> _EXERCISE DIRECTIONS_: If a line in the data below contains "version", copy it.

> _Web page and app entries_:
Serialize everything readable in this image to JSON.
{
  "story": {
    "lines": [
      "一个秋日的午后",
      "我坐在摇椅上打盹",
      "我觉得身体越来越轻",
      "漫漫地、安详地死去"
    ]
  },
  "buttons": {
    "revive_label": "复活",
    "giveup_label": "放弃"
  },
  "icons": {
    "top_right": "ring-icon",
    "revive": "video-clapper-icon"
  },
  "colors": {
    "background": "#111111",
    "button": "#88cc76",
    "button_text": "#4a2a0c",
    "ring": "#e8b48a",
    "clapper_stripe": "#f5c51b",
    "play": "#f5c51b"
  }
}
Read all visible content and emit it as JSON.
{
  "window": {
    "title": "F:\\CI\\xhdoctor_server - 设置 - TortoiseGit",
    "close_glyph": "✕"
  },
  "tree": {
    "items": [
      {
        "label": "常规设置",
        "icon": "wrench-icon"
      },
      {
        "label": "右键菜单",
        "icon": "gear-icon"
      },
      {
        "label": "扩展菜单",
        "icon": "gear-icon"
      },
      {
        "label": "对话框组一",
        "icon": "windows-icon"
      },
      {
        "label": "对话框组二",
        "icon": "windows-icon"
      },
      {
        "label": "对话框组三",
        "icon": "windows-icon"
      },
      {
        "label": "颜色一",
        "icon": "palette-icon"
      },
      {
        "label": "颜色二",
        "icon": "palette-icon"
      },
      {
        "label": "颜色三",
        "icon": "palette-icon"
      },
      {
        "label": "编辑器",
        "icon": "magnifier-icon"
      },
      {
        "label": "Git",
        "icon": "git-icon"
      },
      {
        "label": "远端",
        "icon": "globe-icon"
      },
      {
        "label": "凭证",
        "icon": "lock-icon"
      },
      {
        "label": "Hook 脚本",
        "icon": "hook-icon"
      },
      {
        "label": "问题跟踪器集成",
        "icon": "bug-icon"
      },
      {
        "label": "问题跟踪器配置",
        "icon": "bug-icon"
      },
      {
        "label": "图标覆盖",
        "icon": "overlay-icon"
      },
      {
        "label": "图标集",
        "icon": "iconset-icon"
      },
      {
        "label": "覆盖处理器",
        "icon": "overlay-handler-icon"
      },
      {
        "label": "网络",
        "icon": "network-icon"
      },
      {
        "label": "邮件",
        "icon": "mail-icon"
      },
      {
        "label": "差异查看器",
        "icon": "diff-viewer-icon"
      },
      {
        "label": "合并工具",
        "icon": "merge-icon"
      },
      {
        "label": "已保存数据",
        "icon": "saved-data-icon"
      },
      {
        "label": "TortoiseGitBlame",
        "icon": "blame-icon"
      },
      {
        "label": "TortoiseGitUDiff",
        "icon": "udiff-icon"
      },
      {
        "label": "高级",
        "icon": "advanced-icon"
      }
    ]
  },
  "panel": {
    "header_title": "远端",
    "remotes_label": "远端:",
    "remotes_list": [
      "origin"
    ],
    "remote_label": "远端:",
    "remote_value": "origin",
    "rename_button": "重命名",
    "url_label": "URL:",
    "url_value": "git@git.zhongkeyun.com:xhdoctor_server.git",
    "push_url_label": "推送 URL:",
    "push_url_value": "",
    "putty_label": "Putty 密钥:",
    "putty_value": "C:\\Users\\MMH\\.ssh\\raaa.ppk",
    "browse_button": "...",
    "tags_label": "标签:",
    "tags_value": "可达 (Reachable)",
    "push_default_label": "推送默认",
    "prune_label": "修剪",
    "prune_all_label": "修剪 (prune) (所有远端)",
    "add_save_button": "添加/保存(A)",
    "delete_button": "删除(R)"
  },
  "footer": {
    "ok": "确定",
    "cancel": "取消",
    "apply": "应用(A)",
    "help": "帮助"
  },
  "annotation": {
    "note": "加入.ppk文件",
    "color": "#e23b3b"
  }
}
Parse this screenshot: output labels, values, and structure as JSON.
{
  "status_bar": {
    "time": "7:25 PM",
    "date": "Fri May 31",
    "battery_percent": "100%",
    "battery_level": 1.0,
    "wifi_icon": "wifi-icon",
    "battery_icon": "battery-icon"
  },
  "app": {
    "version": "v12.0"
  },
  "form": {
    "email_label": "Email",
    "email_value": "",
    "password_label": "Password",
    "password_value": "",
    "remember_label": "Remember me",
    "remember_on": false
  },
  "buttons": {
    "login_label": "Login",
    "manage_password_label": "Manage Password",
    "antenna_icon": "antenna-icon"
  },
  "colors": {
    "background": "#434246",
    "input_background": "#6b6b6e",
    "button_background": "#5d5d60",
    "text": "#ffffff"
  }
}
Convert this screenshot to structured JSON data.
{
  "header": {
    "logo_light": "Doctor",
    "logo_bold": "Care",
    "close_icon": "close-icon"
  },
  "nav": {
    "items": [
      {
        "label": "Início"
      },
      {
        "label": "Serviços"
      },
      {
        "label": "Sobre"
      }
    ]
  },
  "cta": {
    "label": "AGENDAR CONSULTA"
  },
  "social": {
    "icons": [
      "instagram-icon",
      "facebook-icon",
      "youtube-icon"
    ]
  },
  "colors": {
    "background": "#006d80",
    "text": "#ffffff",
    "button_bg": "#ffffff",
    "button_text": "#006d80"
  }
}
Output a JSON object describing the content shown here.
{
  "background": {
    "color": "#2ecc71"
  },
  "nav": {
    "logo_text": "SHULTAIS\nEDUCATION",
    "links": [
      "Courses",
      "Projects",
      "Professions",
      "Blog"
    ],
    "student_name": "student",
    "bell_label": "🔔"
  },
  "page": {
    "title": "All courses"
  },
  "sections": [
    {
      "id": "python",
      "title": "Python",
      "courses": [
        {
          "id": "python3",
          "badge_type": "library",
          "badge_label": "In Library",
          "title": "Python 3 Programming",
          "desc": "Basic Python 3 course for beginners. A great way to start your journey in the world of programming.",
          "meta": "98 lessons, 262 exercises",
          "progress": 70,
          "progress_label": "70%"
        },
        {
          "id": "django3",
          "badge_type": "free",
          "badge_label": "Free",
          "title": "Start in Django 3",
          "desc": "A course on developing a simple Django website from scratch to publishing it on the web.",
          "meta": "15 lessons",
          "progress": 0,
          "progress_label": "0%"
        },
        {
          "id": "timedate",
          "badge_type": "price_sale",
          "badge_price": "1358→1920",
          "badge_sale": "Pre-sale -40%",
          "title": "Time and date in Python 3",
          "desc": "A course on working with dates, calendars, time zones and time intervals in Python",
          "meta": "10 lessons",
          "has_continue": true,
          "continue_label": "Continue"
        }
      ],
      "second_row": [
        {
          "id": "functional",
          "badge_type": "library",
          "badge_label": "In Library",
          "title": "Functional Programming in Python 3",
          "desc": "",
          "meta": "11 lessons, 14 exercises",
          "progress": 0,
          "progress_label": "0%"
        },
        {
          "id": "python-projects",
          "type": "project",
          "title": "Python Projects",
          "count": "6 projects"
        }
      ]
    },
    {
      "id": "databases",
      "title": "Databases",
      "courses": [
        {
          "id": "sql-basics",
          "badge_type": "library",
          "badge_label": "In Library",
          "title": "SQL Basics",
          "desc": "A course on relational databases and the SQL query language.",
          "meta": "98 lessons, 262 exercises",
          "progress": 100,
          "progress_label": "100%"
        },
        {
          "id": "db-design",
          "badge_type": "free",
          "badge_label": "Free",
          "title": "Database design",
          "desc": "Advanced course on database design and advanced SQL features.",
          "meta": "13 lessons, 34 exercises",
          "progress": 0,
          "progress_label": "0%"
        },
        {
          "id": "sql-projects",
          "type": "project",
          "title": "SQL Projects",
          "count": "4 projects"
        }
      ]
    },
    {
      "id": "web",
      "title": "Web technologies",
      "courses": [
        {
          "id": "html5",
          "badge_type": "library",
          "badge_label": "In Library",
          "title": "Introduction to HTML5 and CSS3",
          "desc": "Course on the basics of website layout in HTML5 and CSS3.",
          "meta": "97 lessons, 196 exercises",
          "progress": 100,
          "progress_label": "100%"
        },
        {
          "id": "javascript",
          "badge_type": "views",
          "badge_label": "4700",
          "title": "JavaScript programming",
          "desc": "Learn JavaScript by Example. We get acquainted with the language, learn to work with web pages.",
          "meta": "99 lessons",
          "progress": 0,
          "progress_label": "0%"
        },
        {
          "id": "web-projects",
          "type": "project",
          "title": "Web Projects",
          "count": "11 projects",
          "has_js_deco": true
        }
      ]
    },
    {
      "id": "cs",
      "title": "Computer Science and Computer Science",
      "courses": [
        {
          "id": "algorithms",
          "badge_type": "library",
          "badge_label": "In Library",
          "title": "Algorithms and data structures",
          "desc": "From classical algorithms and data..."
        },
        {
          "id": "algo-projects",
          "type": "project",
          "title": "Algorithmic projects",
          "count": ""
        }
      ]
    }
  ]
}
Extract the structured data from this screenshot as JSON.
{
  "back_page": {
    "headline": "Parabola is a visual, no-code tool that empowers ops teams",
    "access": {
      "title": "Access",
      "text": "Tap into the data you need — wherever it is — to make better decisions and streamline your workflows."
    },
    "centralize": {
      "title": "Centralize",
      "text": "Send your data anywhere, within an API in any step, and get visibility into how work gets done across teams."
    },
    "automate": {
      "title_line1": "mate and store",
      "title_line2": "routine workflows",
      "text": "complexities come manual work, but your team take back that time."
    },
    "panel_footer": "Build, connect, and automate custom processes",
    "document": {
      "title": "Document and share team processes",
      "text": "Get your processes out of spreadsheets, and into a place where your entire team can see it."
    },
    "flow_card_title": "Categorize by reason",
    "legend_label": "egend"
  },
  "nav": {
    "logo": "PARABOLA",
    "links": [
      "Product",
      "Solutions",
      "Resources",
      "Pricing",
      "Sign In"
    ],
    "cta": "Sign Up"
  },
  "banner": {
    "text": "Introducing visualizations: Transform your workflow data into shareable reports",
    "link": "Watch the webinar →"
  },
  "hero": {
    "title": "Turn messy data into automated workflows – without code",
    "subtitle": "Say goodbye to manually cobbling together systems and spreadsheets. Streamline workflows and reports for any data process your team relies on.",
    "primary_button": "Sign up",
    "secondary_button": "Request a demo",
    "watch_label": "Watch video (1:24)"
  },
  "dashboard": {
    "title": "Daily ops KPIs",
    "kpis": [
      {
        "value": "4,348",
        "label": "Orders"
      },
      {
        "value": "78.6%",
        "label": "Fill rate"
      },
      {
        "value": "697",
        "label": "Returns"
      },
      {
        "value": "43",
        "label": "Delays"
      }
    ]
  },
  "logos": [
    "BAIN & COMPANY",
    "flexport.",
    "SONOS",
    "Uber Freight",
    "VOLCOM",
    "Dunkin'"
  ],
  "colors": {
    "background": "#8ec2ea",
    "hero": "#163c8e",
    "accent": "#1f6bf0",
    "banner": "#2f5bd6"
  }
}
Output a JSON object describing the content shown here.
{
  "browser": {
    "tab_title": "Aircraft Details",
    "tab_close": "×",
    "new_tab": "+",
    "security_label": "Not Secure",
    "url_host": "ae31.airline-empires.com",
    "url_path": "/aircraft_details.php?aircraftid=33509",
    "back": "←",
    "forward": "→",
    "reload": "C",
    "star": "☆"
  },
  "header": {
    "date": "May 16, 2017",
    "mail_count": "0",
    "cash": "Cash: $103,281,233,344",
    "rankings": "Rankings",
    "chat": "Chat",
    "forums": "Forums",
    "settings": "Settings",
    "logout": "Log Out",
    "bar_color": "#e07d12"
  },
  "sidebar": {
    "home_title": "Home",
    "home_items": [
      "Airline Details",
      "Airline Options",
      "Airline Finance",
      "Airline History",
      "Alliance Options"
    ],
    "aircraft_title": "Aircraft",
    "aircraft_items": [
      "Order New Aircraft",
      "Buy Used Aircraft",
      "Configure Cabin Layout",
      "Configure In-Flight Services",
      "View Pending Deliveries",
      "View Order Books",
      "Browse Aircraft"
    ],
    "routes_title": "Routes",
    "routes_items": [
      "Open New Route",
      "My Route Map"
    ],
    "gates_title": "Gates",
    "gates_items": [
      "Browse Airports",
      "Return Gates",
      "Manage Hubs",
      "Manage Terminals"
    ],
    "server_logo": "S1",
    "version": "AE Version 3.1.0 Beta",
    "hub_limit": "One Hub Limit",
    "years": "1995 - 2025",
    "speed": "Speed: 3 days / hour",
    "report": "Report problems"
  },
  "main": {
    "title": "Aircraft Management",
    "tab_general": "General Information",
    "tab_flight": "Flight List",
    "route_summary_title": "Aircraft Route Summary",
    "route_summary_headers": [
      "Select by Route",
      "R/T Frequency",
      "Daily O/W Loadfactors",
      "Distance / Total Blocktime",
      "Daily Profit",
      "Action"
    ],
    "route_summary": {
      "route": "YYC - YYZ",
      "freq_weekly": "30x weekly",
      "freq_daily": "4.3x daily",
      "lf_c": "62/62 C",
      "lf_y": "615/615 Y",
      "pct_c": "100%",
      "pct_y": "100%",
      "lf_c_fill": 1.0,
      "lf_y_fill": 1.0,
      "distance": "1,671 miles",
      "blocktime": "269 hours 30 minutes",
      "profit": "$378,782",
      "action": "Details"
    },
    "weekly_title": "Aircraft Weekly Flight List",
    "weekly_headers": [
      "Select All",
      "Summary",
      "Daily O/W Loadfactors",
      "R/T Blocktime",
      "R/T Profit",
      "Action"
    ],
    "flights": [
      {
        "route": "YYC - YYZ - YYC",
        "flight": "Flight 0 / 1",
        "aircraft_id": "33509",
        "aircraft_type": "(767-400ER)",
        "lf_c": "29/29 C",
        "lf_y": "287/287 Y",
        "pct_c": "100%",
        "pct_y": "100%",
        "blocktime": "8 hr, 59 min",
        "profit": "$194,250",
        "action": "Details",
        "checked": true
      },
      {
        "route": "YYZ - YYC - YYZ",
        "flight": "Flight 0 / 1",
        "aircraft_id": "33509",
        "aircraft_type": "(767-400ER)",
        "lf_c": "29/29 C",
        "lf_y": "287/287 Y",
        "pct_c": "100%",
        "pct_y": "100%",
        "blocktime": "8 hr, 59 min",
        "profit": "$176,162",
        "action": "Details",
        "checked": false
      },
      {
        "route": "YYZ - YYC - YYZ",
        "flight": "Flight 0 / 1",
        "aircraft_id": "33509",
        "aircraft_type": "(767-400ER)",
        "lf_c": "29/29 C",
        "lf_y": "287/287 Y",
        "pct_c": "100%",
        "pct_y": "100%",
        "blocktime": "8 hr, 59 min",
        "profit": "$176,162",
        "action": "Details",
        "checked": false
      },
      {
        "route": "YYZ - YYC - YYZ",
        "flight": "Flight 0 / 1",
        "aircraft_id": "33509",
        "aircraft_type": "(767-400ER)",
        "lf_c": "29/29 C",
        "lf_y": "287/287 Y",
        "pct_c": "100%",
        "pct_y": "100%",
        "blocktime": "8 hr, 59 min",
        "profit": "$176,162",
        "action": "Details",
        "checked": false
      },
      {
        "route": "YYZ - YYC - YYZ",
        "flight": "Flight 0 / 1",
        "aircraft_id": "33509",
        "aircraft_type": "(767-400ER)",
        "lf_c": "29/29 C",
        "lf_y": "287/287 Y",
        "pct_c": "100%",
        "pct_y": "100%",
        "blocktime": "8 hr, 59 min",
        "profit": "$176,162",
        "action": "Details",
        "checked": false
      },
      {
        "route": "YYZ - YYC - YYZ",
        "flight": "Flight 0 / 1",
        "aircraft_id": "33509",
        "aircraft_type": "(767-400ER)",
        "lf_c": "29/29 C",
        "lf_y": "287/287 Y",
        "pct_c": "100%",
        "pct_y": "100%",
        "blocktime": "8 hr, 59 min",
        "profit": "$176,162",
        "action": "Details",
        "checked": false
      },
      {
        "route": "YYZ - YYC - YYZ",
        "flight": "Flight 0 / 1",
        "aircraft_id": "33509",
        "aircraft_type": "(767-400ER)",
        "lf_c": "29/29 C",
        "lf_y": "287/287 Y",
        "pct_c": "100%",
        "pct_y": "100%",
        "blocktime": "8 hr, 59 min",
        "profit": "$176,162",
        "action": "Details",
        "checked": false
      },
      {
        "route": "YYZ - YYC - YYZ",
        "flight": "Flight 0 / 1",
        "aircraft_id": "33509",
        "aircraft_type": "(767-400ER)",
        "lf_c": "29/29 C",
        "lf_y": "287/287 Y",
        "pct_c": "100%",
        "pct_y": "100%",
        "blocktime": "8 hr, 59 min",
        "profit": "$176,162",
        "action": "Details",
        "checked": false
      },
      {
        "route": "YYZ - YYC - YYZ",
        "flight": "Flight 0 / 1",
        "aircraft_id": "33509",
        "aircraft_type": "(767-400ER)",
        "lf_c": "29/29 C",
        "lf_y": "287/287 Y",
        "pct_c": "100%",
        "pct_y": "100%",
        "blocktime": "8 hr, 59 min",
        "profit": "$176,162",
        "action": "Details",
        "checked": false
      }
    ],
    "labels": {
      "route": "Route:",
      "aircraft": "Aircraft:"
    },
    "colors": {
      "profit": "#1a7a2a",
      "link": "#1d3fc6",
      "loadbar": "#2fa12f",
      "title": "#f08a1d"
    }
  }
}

> _WRITTEN ANSWER_:
    "version": "v12.0"
    "version": "AE Version 3.1.0 Beta",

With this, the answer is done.